This pension would be based on your final pensionable salary and pensionable service at the date of retirement. The Group also has the discretion to increase the number of years of pensionable service to the maximum you would have completed if you'd retired at normal retirement age.
After you retire, your pension will increase on 1 April each year. You can find out more in the pensioner section.
From April 2015 members of Defined Contribution (DC) schemes can choose to take as much cash from their pension savings as they like (although only 25% can be tax-free). In addition, once members reach retirement their pension savings can be taken gradually rather than all in one go.
At the moment members of Defined Benefit (DB) schemes aren't able to use their pension savings in this way without transferring them to a DC scheme.
Before 6 April 2016, the State Pension was made up of the Basic State Pension (BSP) and the State Second Pension (S2P). From 6 April 2016, this was replaced by a new flat-rate State Pension.
Before 6 April 2016
This pension was payable in addition to your pension from the Scheme. The amount of the Basic State Pension depended on your history of National Insurance contributions.
All members of the Group's Defined Benefit (DB) pension schemes under State Pension age were contracted out of the S2P on a salary-related basis. This means that instead of receiving this additional state benefit, benefits for members and their spouses must broadly match or be better than what they would have received from the S2P.
If you're a member of one of the Group's DB Schemes, and you built up pension before 5 April 1997, your pension from the Scheme includes an element of Guaranteed Minimum Pension (GMP).
For pension built up from 6 April 1997 onwards, the Actuary had to certify that the Scheme had passed the 'reference scheme' test in order for it to be allowed to continue.
After 6 April 2016
The BSP and the S2P has now been replaced by the new State Pension. This is a single tier system. This means that members who were contracted out, and paid a lower rate of National Insurance contributions as a consequence, now pay the full National Insurance amount.

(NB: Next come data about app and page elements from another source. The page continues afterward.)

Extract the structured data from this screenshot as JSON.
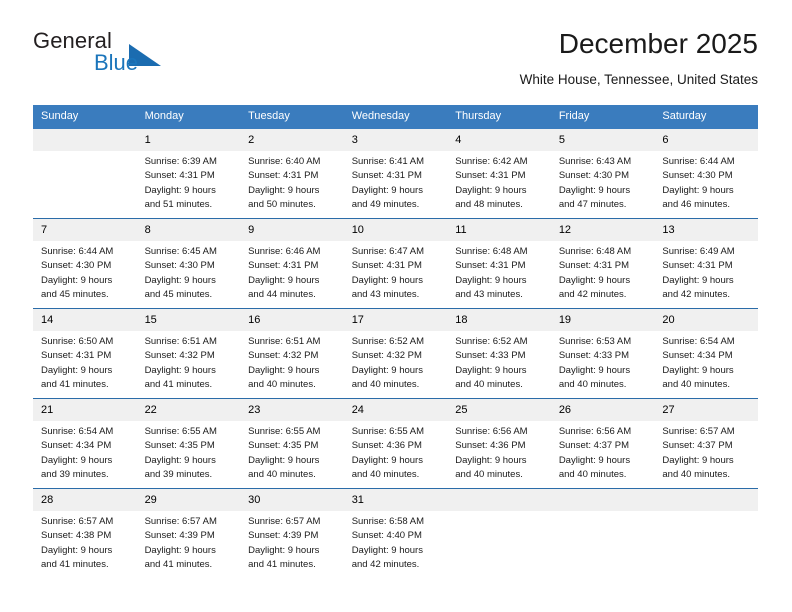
{
  "brand": {
    "word1": "General",
    "word2": "Blue",
    "triangle_color": "#1b6cb0",
    "blue_color": "#1b75bb"
  },
  "header": {
    "title": "December 2025",
    "subtitle": "White House, Tennessee, United States"
  },
  "theme": {
    "header_row_bg": "#3a7cbe",
    "daynum_bg": "#f0f0f0",
    "row_divider": "#2b6ca8"
  },
  "weekday_headers": [
    "Sunday",
    "Monday",
    "Tuesday",
    "Wednesday",
    "Thursday",
    "Friday",
    "Saturday"
  ],
  "weeks": [
    [
      {
        "day": "",
        "empty": true,
        "sunrise": "",
        "sunset": "",
        "daylight1": "",
        "daylight2": ""
      },
      {
        "day": "1",
        "sunrise": "Sunrise: 6:39 AM",
        "sunset": "Sunset: 4:31 PM",
        "daylight1": "Daylight: 9 hours",
        "daylight2": "and 51 minutes."
      },
      {
        "day": "2",
        "sunrise": "Sunrise: 6:40 AM",
        "sunset": "Sunset: 4:31 PM",
        "daylight1": "Daylight: 9 hours",
        "daylight2": "and 50 minutes."
      },
      {
        "day": "3",
        "sunrise": "Sunrise: 6:41 AM",
        "sunset": "Sunset: 4:31 PM",
        "daylight1": "Daylight: 9 hours",
        "daylight2": "and 49 minutes."
      },
      {
        "day": "4",
        "sunrise": "Sunrise: 6:42 AM",
        "sunset": "Sunset: 4:31 PM",
        "daylight1": "Daylight: 9 hours",
        "daylight2": "and 48 minutes."
      },
      {
        "day": "5",
        "sunrise": "Sunrise: 6:43 AM",
        "sunset": "Sunset: 4:30 PM",
        "daylight1": "Daylight: 9 hours",
        "daylight2": "and 47 minutes."
      },
      {
        "day": "6",
        "sunrise": "Sunrise: 6:44 AM",
        "sunset": "Sunset: 4:30 PM",
        "daylight1": "Daylight: 9 hours",
        "daylight2": "and 46 minutes."
      }
    ],
    [
      {
        "day": "7",
        "sunrise": "Sunrise: 6:44 AM",
        "sunset": "Sunset: 4:30 PM",
        "daylight1": "Daylight: 9 hours",
        "daylight2": "and 45 minutes."
      },
      {
        "day": "8",
        "sunrise": "Sunrise: 6:45 AM",
        "sunset": "Sunset: 4:30 PM",
        "daylight1": "Daylight: 9 hours",
        "daylight2": "and 45 minutes."
      },
      {
        "day": "9",
        "sunrise": "Sunrise: 6:46 AM",
        "sunset": "Sunset: 4:31 PM",
        "daylight1": "Daylight: 9 hours",
        "daylight2": "and 44 minutes."
      },
      {
        "day": "10",
        "sunrise": "Sunrise: 6:47 AM",
        "sunset": "Sunset: 4:31 PM",
        "daylight1": "Daylight: 9 hours",
        "daylight2": "and 43 minutes."
      },
      {
        "day": "11",
        "sunrise": "Sunrise: 6:48 AM",
        "sunset": "Sunset: 4:31 PM",
        "daylight1": "Daylight: 9 hours",
        "daylight2": "and 43 minutes."
      },
      {
        "day": "12",
        "sunrise": "Sunrise: 6:48 AM",
        "sunset": "Sunset: 4:31 PM",
        "daylight1": "Daylight: 9 hours",
        "daylight2": "and 42 minutes."
      },
      {
        "day": "13",
        "sunrise": "Sunrise: 6:49 AM",
        "sunset": "Sunset: 4:31 PM",
        "daylight1": "Daylight: 9 hours",
        "daylight2": "and 42 minutes."
      }
    ],
    [
      {
        "day": "14",
        "sunrise": "Sunrise: 6:50 AM",
        "sunset": "Sunset: 4:31 PM",
        "daylight1": "Daylight: 9 hours",
        "daylight2": "and 41 minutes."
      },
      {
        "day": "15",
        "sunrise": "Sunrise: 6:51 AM",
        "sunset": "Sunset: 4:32 PM",
        "daylight1": "Daylight: 9 hours",
        "daylight2": "and 41 minutes."
      },
      {
        "day": "16",
        "sunrise": "Sunrise: 6:51 AM",
        "sunset": "Sunset: 4:32 PM",
        "daylight1": "Daylight: 9 hours",
        "daylight2": "and 40 minutes."
      },
      {
        "day": "17",
        "sunrise": "Sunrise: 6:52 AM",
        "sunset": "Sunset: 4:32 PM",
        "daylight1": "Daylight: 9 hours",
        "daylight2": "and 40 minutes."
      },
      {
        "day": "18",
        "sunrise": "Sunrise: 6:52 AM",
        "sunset": "Sunset: 4:33 PM",
        "daylight1": "Daylight: 9 hours",
        "daylight2": "and 40 minutes."
      },
      {
        "day": "19",
        "sunrise": "Sunrise: 6:53 AM",
        "sunset": "Sunset: 4:33 PM",
        "daylight1": "Daylight: 9 hours",
        "daylight2": "and 40 minutes."
      },
      {
        "day": "20",
        "sunrise": "Sunrise: 6:54 AM",
        "sunset": "Sunset: 4:34 PM",
        "daylight1": "Daylight: 9 hours",
        "daylight2": "and 40 minutes."
      }
    ],
    [
      {
        "day": "21",
        "sunrise": "Sunrise: 6:54 AM",
        "sunset": "Sunset: 4:34 PM",
        "daylight1": "Daylight: 9 hours",
        "daylight2": "and 39 minutes."
      },
      {
        "day": "22",
        "sunrise": "Sunrise: 6:55 AM",
        "sunset": "Sunset: 4:35 PM",
        "daylight1": "Daylight: 9 hours",
        "daylight2": "and 39 minutes."
      },
      {
        "day": "23",
        "sunrise": "Sunrise: 6:55 AM",
        "sunset": "Sunset: 4:35 PM",
        "daylight1": "Daylight: 9 hours",
        "daylight2": "and 40 minutes."
      },
      {
        "day": "24",
        "sunrise": "Sunrise: 6:55 AM",
        "sunset": "Sunset: 4:36 PM",
        "daylight1": "Daylight: 9 hours",
        "daylight2": "and 40 minutes."
      },
      {
        "day": "25",
        "sunrise": "Sunrise: 6:56 AM",
        "sunset": "Sunset: 4:36 PM",
        "daylight1": "Daylight: 9 hours",
        "daylight2": "and 40 minutes."
      },
      {
        "day": "26",
        "sunrise": "Sunrise: 6:56 AM",
        "sunset": "Sunset: 4:37 PM",
        "daylight1": "Daylight: 9 hours",
        "daylight2": "and 40 minutes."
      },
      {
        "day": "27",
        "sunrise": "Sunrise: 6:57 AM",
        "sunset": "Sunset: 4:37 PM",
        "daylight1": "Daylight: 9 hours",
        "daylight2": "and 40 minutes."
      }
    ],
    [
      {
        "day": "28",
        "sunrise": "Sunrise: 6:57 AM",
        "sunset": "Sunset: 4:38 PM",
        "daylight1": "Daylight: 9 hours",
        "daylight2": "and 41 minutes."
      },
      {
        "day": "29",
        "sunrise": "Sunrise: 6:57 AM",
        "sunset": "Sunset: 4:39 PM",
        "daylight1": "Daylight: 9 hours",
        "daylight2": "and 41 minutes."
      },
      {
        "day": "30",
        "sunrise": "Sunrise: 6:57 AM",
        "sunset": "Sunset: 4:39 PM",
        "daylight1": "Daylight: 9 hours",
        "daylight2": "and 41 minutes."
      },
      {
        "day": "31",
        "sunrise": "Sunrise: 6:58 AM",
        "sunset": "Sunset: 4:40 PM",
        "daylight1": "Daylight: 9 hours",
        "daylight2": "and 42 minutes."
      },
      {
        "day": "",
        "empty": true,
        "sunrise": "",
        "sunset": "",
        "daylight1": "",
        "daylight2": ""
      },
      {
        "day": "",
        "empty": true,
        "sunrise": "",
        "sunset": "",
        "daylight1": "",
        "daylight2": ""
      },
      {
        "day": "",
        "empty": true,
        "sunrise": "",
        "sunset": "",
        "daylight1": "",
        "daylight2": ""
      }
    ]
  ]
}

To get the new State Pension, you'll usually need at least 10 qualifying years on your National Insurance record. To get the full new State Pension, you'll need 35 qualifying years.
If you reach State Pension age (SPA) after 6 April 2016 but have accrued benefits before 6 April 2016, you will have a 'starting amount'. This is the higher of:
The amount you would have got under the 'old' State Pension rules
The amount you would have got if you'd been under the new State Pension rules for your entire working life
Your starting amount will include a deduction if you were contracted out of the S2P.
If your starting amount is less than the full new State Pension, you may be able to build up more State Pension by adding more qualifying years of National Insurance to your record.
If your starting amount is more than the new full State Pension, the difference is called a 'protected payment'. This will be paid on top of the new State Pension and will increase each year in line with inflation.
The State Pension age (SPA) is changing:
The SPA for women will gradually increase to 65 by November 2018 and again to 66 between December 2018 and October 2020.
The SPA for men will gradually increase from 65 to 66 between December 2018 and October 2020.
You can find out more about the State Pension on the government's website.
The State Pension Deduction is a deduction that may be made to your Scheme pension to take account of the payment of the BSP. You’ll be contacted if this applies to you, and it will only apply if you joined the Scheme after June 1974. The State Pension Deduction is calculated using your pensionable service up to 31 March 1997 and fixed when you actually leave the Scheme, based on the level of BSP applicable at the time. It applies from SPA, when you start to receive your BSP.